UN Secretary-General Antonio Guterres said Thursday that Turkish Cypriots and Greek Cypriots had failed to make headway in informal talks on the future of their ethnically divided island. Although discussions are set to continue, observers say political will has evaporated, exacerbated in part by the Covid crisis.
"Politically now, I see no light at the end of the tunnel," Andromachi Sophocleous, a Cypriot political analyst who strongly favors a federal solution for the island, told RFI.
Even if new rounds of talks are planned, "the political will is not there," she deplores. "We have moved from a time when it was possible from a time when the political leaders were willing to solve the Cyprus problem," she says.
It is the latest attempt by the United Nations to revitalize the peace process since another round of negotiations collapsed in 2017.
UN Secretary General Antonio Guterres oversaw three days of talks in Geneva aimed at reviving dormant negotiations to reunify Cyprus.
The talks were headed by Turkish Cypriot leader Ersin Tatar and Greek Cypriot President Nicos Anastasiades. Present too were the foreign ministers of Cyprus' three “guarantors," Greece, Turkey and former colonial power Britain.
Turkish Cypriot leaders in the island's north insist on a deal based on two separate states. According to Turkish daily newspaper Hurryiet, Turkish Foreign Minister Mevlüt Çavuşoğlu reiterated Ankara's stance on "sovereign equality and equal international status" for both parts of the island, or legitimising the Turkish Republic of Northern Cyprus that is now only formally recognized by Turkey.
But for the Greek Cypriots, this is unacceptable, and they are backed by the European Union and the UN Security Council which both support a "federal, bi-zonal and bi-communal state" - a careful return to full reunification and the establishment of a single state.
Declaration of independence
The split came in 1974 following a Turkish invasion after the then Greek junta planned to unify the island with Greece. The Turkish Cypriot declaration of independence which was drafted after that is recognized only by Turkey, which maintains more than 35,000 troops in the north.
The UN Security Council formally declared secession of the northern part of Cyprus from the rest of the island "invalid" through its resolution 541 in 1983.
The dispute has caused friction between NATO allies Greece and Turkey, greatly hampers Ankara's bid for European Union membership and stoked tensions over potential hydrocarbon reserves in the eastern Mediterranean to the point that France and Greece sent warships after Turkey announce exploration of gas fields in Cypriot waters.
In 1974, it became almost impossible for citizens of Cyprus to visit each other. But things changed in 2003, after on and off negotiations resulted in the opening of border crossings along the "green line" which separates the two parts of the island.
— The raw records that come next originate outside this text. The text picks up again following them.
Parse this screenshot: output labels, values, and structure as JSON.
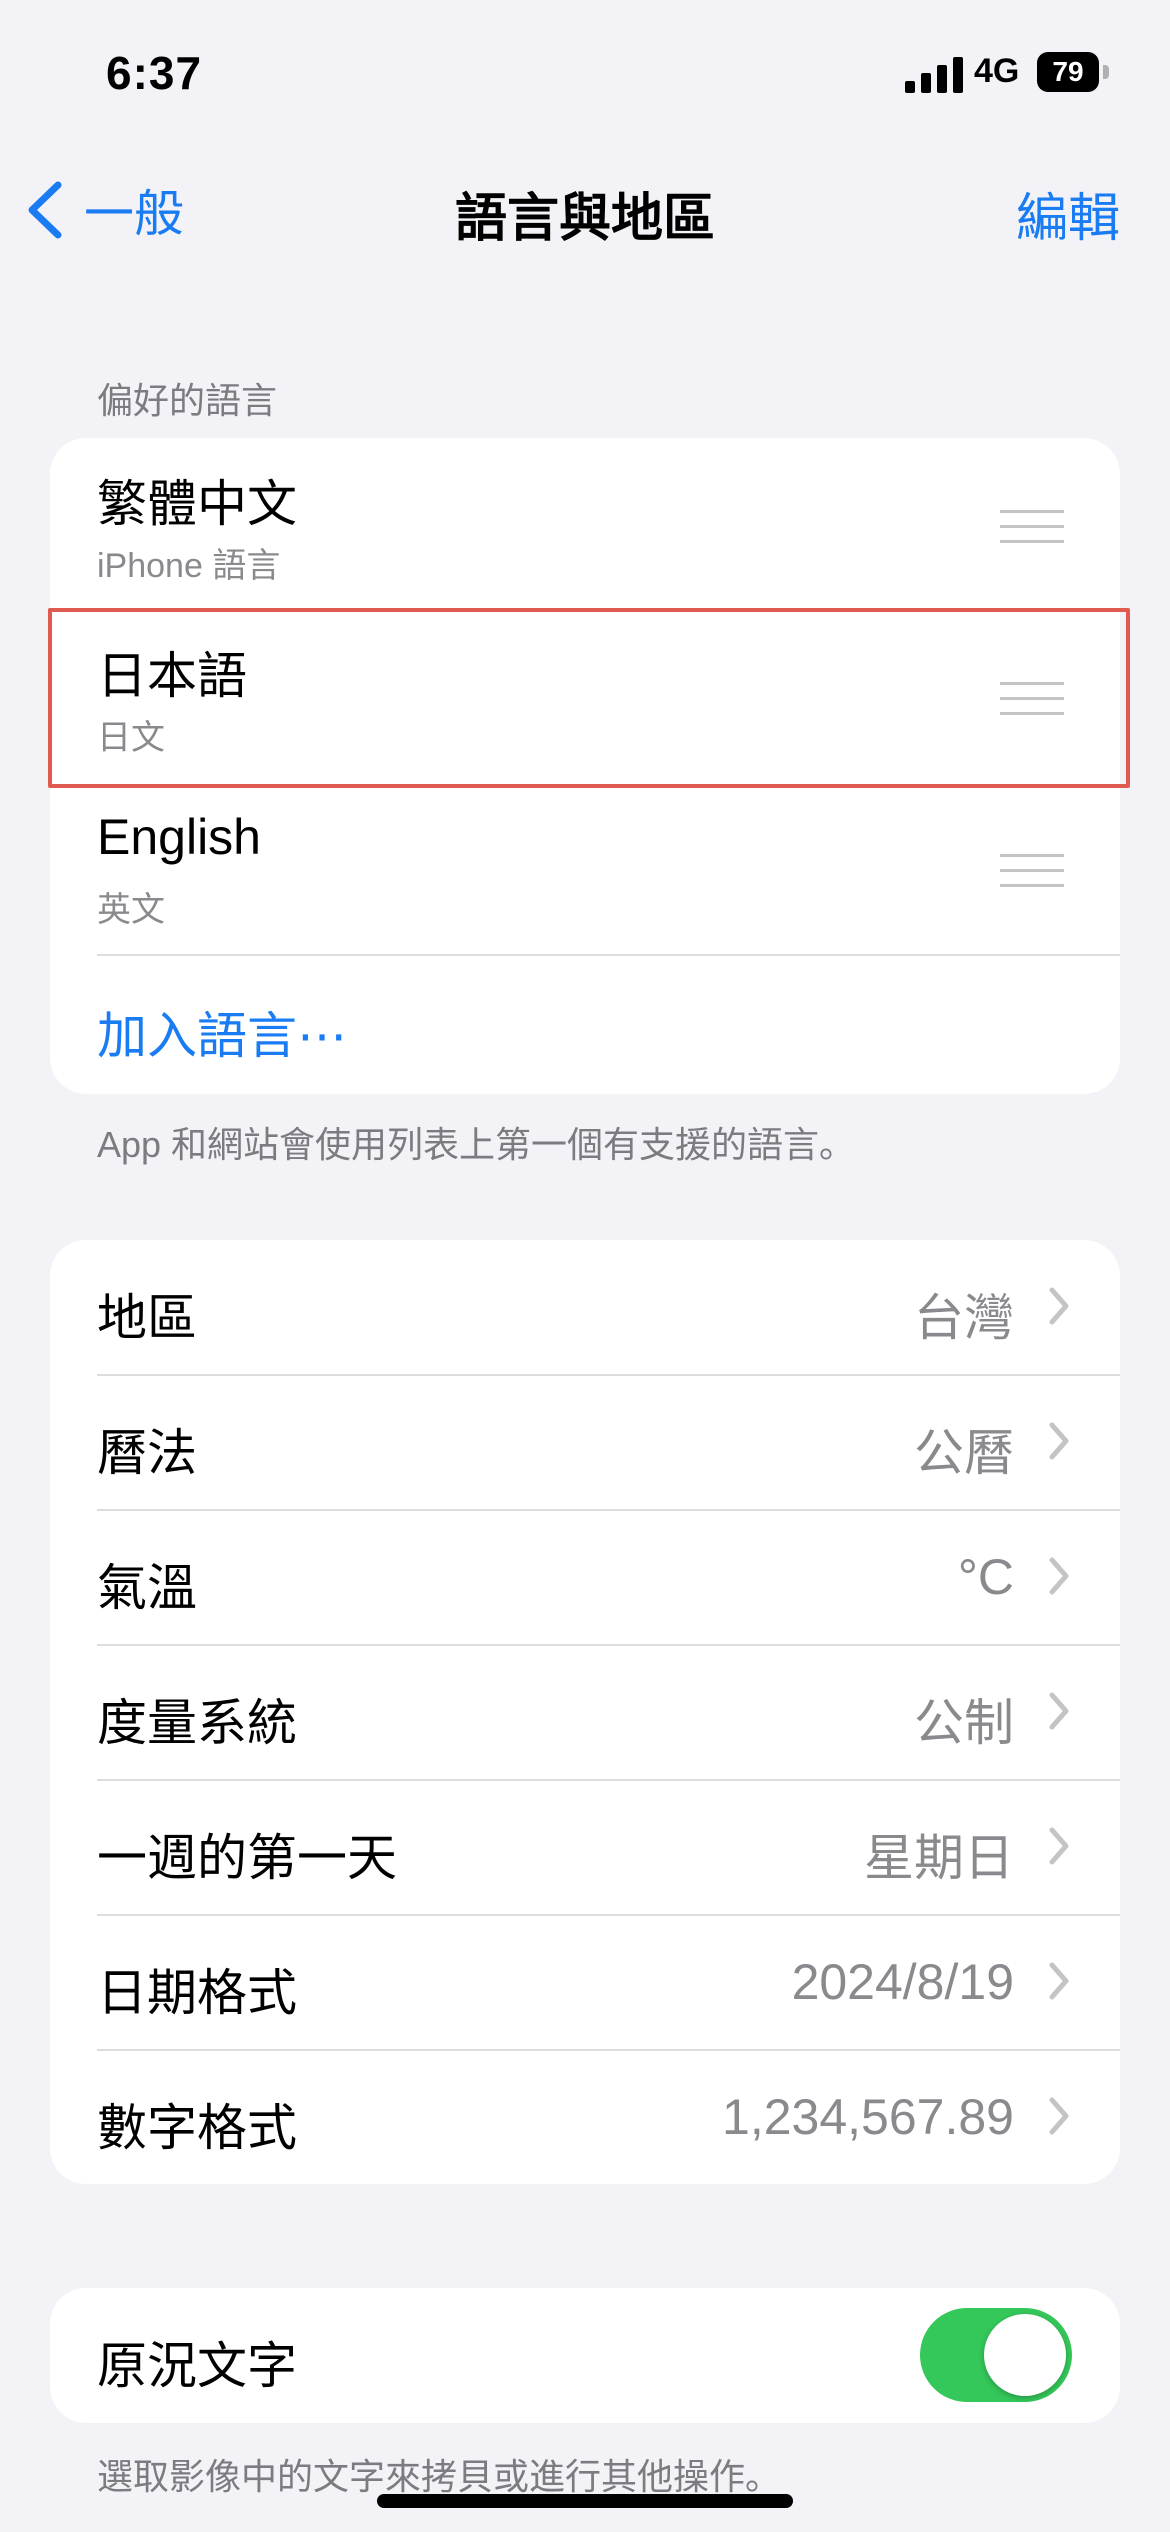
{
  "status": {
    "time": "6:37",
    "network": "4G",
    "battery": "79"
  },
  "nav": {
    "back_label": "一般",
    "title": "語言與地區",
    "edit_label": "編輯"
  },
  "languages": {
    "header": "偏好的語言",
    "items": [
      {
        "name": "繁體中文",
        "sub": "iPhone 語言"
      },
      {
        "name": "日本語",
        "sub": "日文"
      },
      {
        "name": "English",
        "sub": "英文"
      }
    ],
    "add_label": "加入語言⋯",
    "footer": "App 和網站會使用列表上第一個有支援的語言。"
  },
  "region": {
    "items": [
      {
        "label": "地區",
        "value": "台灣"
      },
      {
        "label": "曆法",
        "value": "公曆"
      },
      {
        "label": "氣溫",
        "value": "°C"
      },
      {
        "label": "度量系統",
        "value": "公制"
      },
      {
        "label": "一週的第一天",
        "value": "星期日"
      },
      {
        "label": "日期格式",
        "value": "2024/8/19"
      },
      {
        "label": "數字格式",
        "value": "1,234,567.89"
      }
    ]
  },
  "live_text": {
    "label": "原況文字",
    "enabled": true,
    "footer": "選取影像中的文字來拷貝或進行其他操作。"
  },
  "colors": {
    "accent": "#1a7cf2",
    "toggle_on": "#34c759",
    "highlight": "#e05a50"
  }
}
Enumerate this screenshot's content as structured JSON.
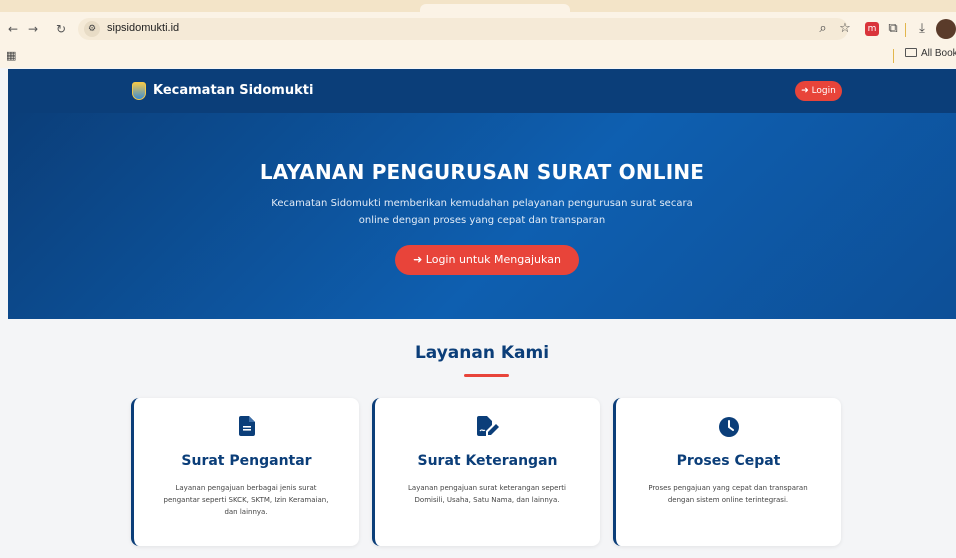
{
  "browser": {
    "url": "sipsidomukti.id",
    "bookmarks_label": "All Bookm"
  },
  "site": {
    "brand_name": "Kecamatan Sidomukti",
    "nav_login_label": "Login"
  },
  "hero": {
    "title": "LAYANAN PENGURUSAN SURAT ONLINE",
    "subtitle": "Kecamatan Sidomukti memberikan kemudahan pelayanan pengurusan surat secara online dengan proses yang cepat dan transparan",
    "cta_label": "Login untuk Mengajukan"
  },
  "services": {
    "title": "Layanan Kami",
    "cards": [
      {
        "icon": "document-icon",
        "title": "Surat Pengantar",
        "description": "Layanan pengajuan berbagai jenis surat pengantar seperti SKCK, SKTM, Izin Keramaian, dan lainnya."
      },
      {
        "icon": "signature-icon",
        "title": "Surat Keterangan",
        "description": "Layanan pengajuan surat keterangan seperti Domisili, Usaha, Satu Nama, dan lainnya."
      },
      {
        "icon": "clock-icon",
        "title": "Proses Cepat",
        "description": "Proses pengajuan yang cepat dan transparan dengan sistem online terintegrasi."
      }
    ]
  },
  "colors": {
    "primary": "#0b3e79",
    "accent": "#e8443a"
  }
}
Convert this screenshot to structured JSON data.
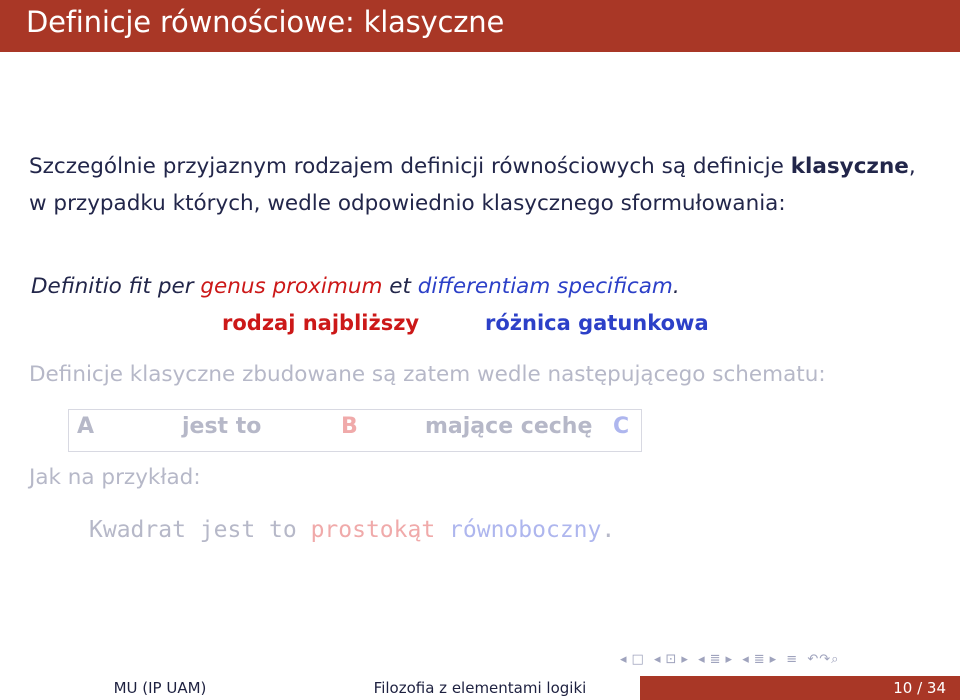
{
  "slide": {
    "title": "Definicje równościowe: klasyczne"
  },
  "paragraph": {
    "part1": "Szczególnie przyjaznym rodzajem definicji równościowych są definicje ",
    "bold": "klasyczne",
    "part2": ", w przypadku których, wedle odpowiednio klasycznego sformułowania:"
  },
  "latin": {
    "prefix": "Definitio fit per ",
    "genus": "genus proximum",
    "middle": " et ",
    "differentia": "differentiam specificam",
    "end": "."
  },
  "gloss": {
    "genus": "rodzaj najbliższy",
    "differentia": "różnica gatunkowa"
  },
  "schema": {
    "intro": "Definicje klasyczne zbudowane są zatem wedle następującego schematu:",
    "a": "A",
    "jest_to": "jest to",
    "b": "B",
    "majace": "mające cechę",
    "c": "C"
  },
  "example": {
    "intro": "Jak na przykład:",
    "part1": "Kwadrat jest to ",
    "b": "prostokąt",
    "space": " ",
    "c": "równoboczny",
    "end": "."
  },
  "navigation": {
    "first": "◂",
    "frame": "□",
    "prev_section": "◂",
    "section": "⊡",
    "next_section": "▸",
    "prev_sub": "◂",
    "sub": "≣",
    "next_sub": "▸",
    "prev_slide": "◂",
    "slide": "≣",
    "next_slide": "▸",
    "align": "≡",
    "search": "↶↷⌕"
  },
  "footer": {
    "author": "MU  (IP UAM)",
    "course": "Filozofia z elementami logiki",
    "page": "10 / 34"
  }
}
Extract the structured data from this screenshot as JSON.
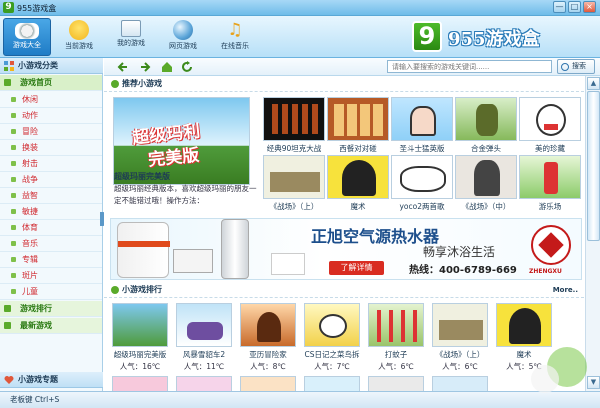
{
  "window": {
    "logo_text": "9",
    "title": "955游戏盒",
    "min_label": "—",
    "max_label": "□",
    "close_label": "×"
  },
  "toolbar": {
    "items": [
      {
        "label": "游戏大全",
        "icon": "gamepad-icon"
      },
      {
        "label": "当前游戏",
        "icon": "smiley-icon"
      },
      {
        "label": "我的游戏",
        "icon": "folder-add-icon"
      },
      {
        "label": "网页游戏",
        "icon": "globe-icon"
      },
      {
        "label": "在线音乐",
        "icon": "music-note-icon"
      }
    ]
  },
  "brand": {
    "nine": "9",
    "text": "955游戏盒"
  },
  "sidebar": {
    "header": "小游戏分类",
    "items": [
      "游戏首页",
      "休闲",
      "动作",
      "冒险",
      "换装",
      "射击",
      "战争",
      "益智",
      "敏捷",
      "体育",
      "音乐",
      "专辑",
      "斑片",
      "儿童"
    ],
    "group_rank": "游戏排行",
    "group_latest": "最新游戏",
    "footer_header": "小游戏专题"
  },
  "navbar": {
    "search_placeholder": "请输入要搜索的游戏关键词......",
    "search_button": "搜索"
  },
  "recommend": {
    "heading": "推荐小游戏",
    "featured_line1": "超级玛利",
    "featured_line2": "完美版",
    "featured_title": "超级玛丽完美版",
    "featured_desc": "超级玛丽经典版本，喜欢超级玛丽的朋友一定不能错过哦！操作方法：",
    "games": [
      "经典90坦克大战",
      "西餐对对碰",
      "圣斗士猛英版",
      "合金弹头",
      "美的珍藏",
      "《战场》（上）",
      "魔术",
      "yoco2两首歌",
      "《战场》（中）",
      "游乐场"
    ]
  },
  "banner": {
    "title": "正旭空气源热水器",
    "subtitle": "畅享沐浴生活",
    "button": "了解详情",
    "hotline": "热线：400-6789-669",
    "logo_text": "ZHENGXU"
  },
  "ranking": {
    "heading": "小游戏排行",
    "more": "More..",
    "games": [
      {
        "name": "超级玛丽完美版",
        "pop": "人气：16℃"
      },
      {
        "name": "风暴雪貂车2",
        "pop": "人气：11℃"
      },
      {
        "name": "亚历冒险家",
        "pop": "人气：8℃"
      },
      {
        "name": "CS日记之菜鸟拆",
        "pop": "人气：7℃"
      },
      {
        "name": "打蚊子",
        "pop": "人气：6℃"
      },
      {
        "name": "《战场》（上）",
        "pop": "人气：6℃"
      },
      {
        "name": "魔术",
        "pop": "人气：5℃"
      }
    ]
  },
  "statusbar": {
    "text": "老板键 Ctrl+S"
  },
  "colors": {
    "accent": "#1f7cc6",
    "green": "#5aaa2a",
    "red": "#d92c21"
  }
}
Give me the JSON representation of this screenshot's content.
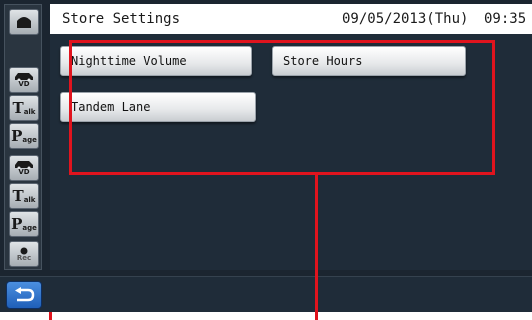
{
  "header": {
    "title": "Store Settings",
    "date": "09/05/2013(Thu)",
    "time": "09:35"
  },
  "sidebar": {
    "items": [
      {
        "icon": "car-vd-icon",
        "label": "VD"
      },
      {
        "icon": "talk-icon",
        "letter": "T",
        "label": "alk"
      },
      {
        "icon": "page-icon",
        "letter": "P",
        "label": "age"
      },
      {
        "icon": "car-vd-icon",
        "label": "VD"
      },
      {
        "icon": "talk-icon",
        "letter": "T",
        "label": "alk"
      },
      {
        "icon": "page-icon",
        "letter": "P",
        "label": "age"
      },
      {
        "icon": "record-icon",
        "label": "Rec"
      }
    ]
  },
  "menu": {
    "buttons": [
      {
        "label": "Nighttime Volume"
      },
      {
        "label": "Store Hours"
      },
      {
        "label": "Tandem Lane"
      }
    ]
  },
  "footer": {
    "back_icon": "back-arrow-icon"
  },
  "colors": {
    "background": "#1f2c39",
    "annotation": "#e0141e",
    "back_button": "#2f74cc"
  }
}
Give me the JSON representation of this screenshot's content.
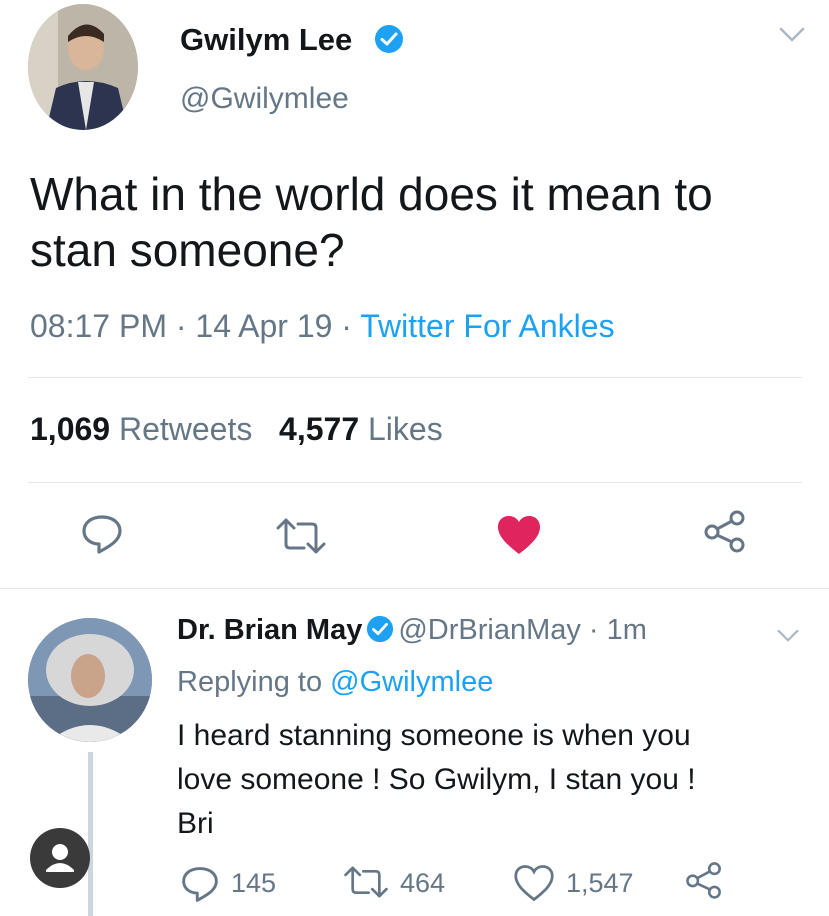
{
  "main_tweet": {
    "display_name": "Gwilym Lee",
    "handle": "@Gwilymlee",
    "text": "What in the world does it mean to stan someone?",
    "time": "08:17 PM",
    "date": "14 Apr 19",
    "client": "Twitter For Ankles",
    "retweets_count": "1,069",
    "retweets_label": "Retweets",
    "likes_count": "4,577",
    "likes_label": "Likes",
    "liked": true
  },
  "reply_tweet": {
    "display_name": "Dr. Brian May",
    "handle": "@DrBrianMay",
    "age": "1m",
    "replying_prefix": "Replying to",
    "replying_to": "@Gwilymlee",
    "text_lines": [
      "I heard stanning someone is when you",
      "love someone ! So Gwilym, I stan you !",
      "Bri"
    ],
    "reply_count": "145",
    "retweet_count": "464",
    "like_count": "1,547"
  },
  "colors": {
    "accent": "#1da1f2",
    "like": "#e0245e",
    "muted": "#657786",
    "text": "#14171a",
    "divider": "#e1e8ed"
  },
  "icons": {
    "verified": "verified-badge-icon",
    "chevron": "chevron-down-icon",
    "reply": "reply-bubble-icon",
    "retweet": "retweet-icon",
    "like": "heart-icon",
    "share": "share-icon",
    "profile": "profile-icon"
  }
}
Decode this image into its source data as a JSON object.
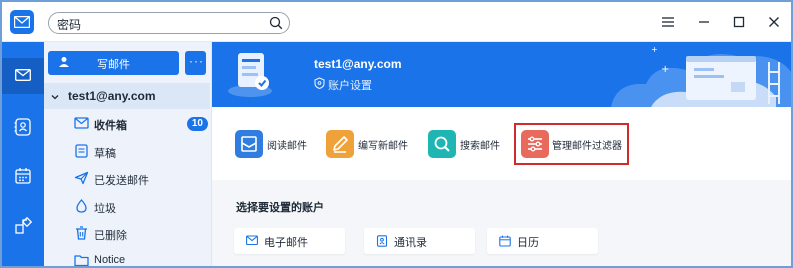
{
  "search": {
    "value": "密码",
    "icon": "search-icon"
  },
  "window_controls": [
    "menu-icon",
    "minimize-icon",
    "maximize-icon",
    "close-icon"
  ],
  "rail": {
    "items": [
      "mail-icon",
      "contacts-icon",
      "calendar-icon",
      "apps-icon"
    ],
    "active": "mail-icon"
  },
  "sidebar": {
    "compose_label": "写邮件",
    "more_label": "···",
    "account": "test1@any.com",
    "folders": [
      {
        "label": "收件箱",
        "icon": "inbox-icon",
        "badge": "10",
        "bold": true
      },
      {
        "label": "草稿",
        "icon": "draft-icon"
      },
      {
        "label": "已发送邮件",
        "icon": "sent-icon"
      },
      {
        "label": "垃圾",
        "icon": "spam-icon"
      },
      {
        "label": "已删除",
        "icon": "trash-icon"
      },
      {
        "label": "Notice",
        "icon": "folder-icon"
      }
    ]
  },
  "banner": {
    "account_name": "test1@any.com",
    "subtitle": "账户设置"
  },
  "quick_actions": [
    {
      "label": "阅读邮件",
      "icon": "read-mail-icon",
      "color": "#2f7de1"
    },
    {
      "label": "编写新邮件",
      "icon": "compose-pencil-icon",
      "color": "#f0a23a"
    },
    {
      "label": "搜索邮件",
      "icon": "search-mail-icon",
      "color": "#1fb5b2"
    },
    {
      "label": "管理邮件过滤器",
      "icon": "filter-sliders-icon",
      "color": "#e86a5c",
      "highlighted": true
    }
  ],
  "setup": {
    "title": "选择要设置的账户",
    "cards": [
      {
        "label": "电子邮件",
        "icon": "email-icon"
      },
      {
        "label": "通讯录",
        "icon": "address-book-icon"
      },
      {
        "label": "日历",
        "icon": "calendar-icon"
      }
    ]
  },
  "colors": {
    "accent": "#1a73e8",
    "highlight": "#d02b2b",
    "sidebar_bg": "#eef3fb"
  }
}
"It was the first time since 1974 that the Greek Cypriot and Turkish Cypriots could get together," says Sophocleous. People could cross by merely showing their ID. Exchanges grew and flourished -even though many Greek Cypriots refuse to go north, as they found it "unacceptable to show their ID in order to cross into their own country," she says.
But many did, and "built their lives" on what Sophocleous calls "this pseudo normality" that ruled the island. "People were crossing every single day there was financial collaboration" with many in the poorer Turkish Cypriot community becoming dependent on the Greek Cypriot capital.
Meanwhile, public opinion on both sides grew more favorable towards a federal solution as a result.
Covid closed the border once again
But in 2020, things changed dramatically.
"The two communities showed absolute lack of willingness to collaborate," according to Sophocleous. After the (EU member) Republic of Cyprus decided in February 2020 to unilaterally close the border due to the Covid-19 health crisis, the Turkish side followed suit and closed their side as well.
"It took us years back" says Sophocleous. "It hit the bi-communal movement greatly. We see couples that were bi-community got separated, people that have friends on the other side, whom they cannot meet. Financial collaboration is now at an all time low," she says.
It lead to massive demonstration on 24 April, held separately on both sides of the island, in favor of re-opening the border checkpoints.
The lack of result from this week's Geneva talks did not lift the spirits of the reunification activists.
"The only light that exists at the moment comes from the people of the island," says Sophocleous. "They are increasingly becoming aware of the dangers that the status quo entails," pointing at the increasingly agressive presence of Turkey and its growing influence on politics and religious life in Northern Cyprus, while people in the north risk being internationally marginalized as nobody is recognizing the territory.
"The status quo will be increasingly fragile, and increasingly detrimental for both communities on the island," she says.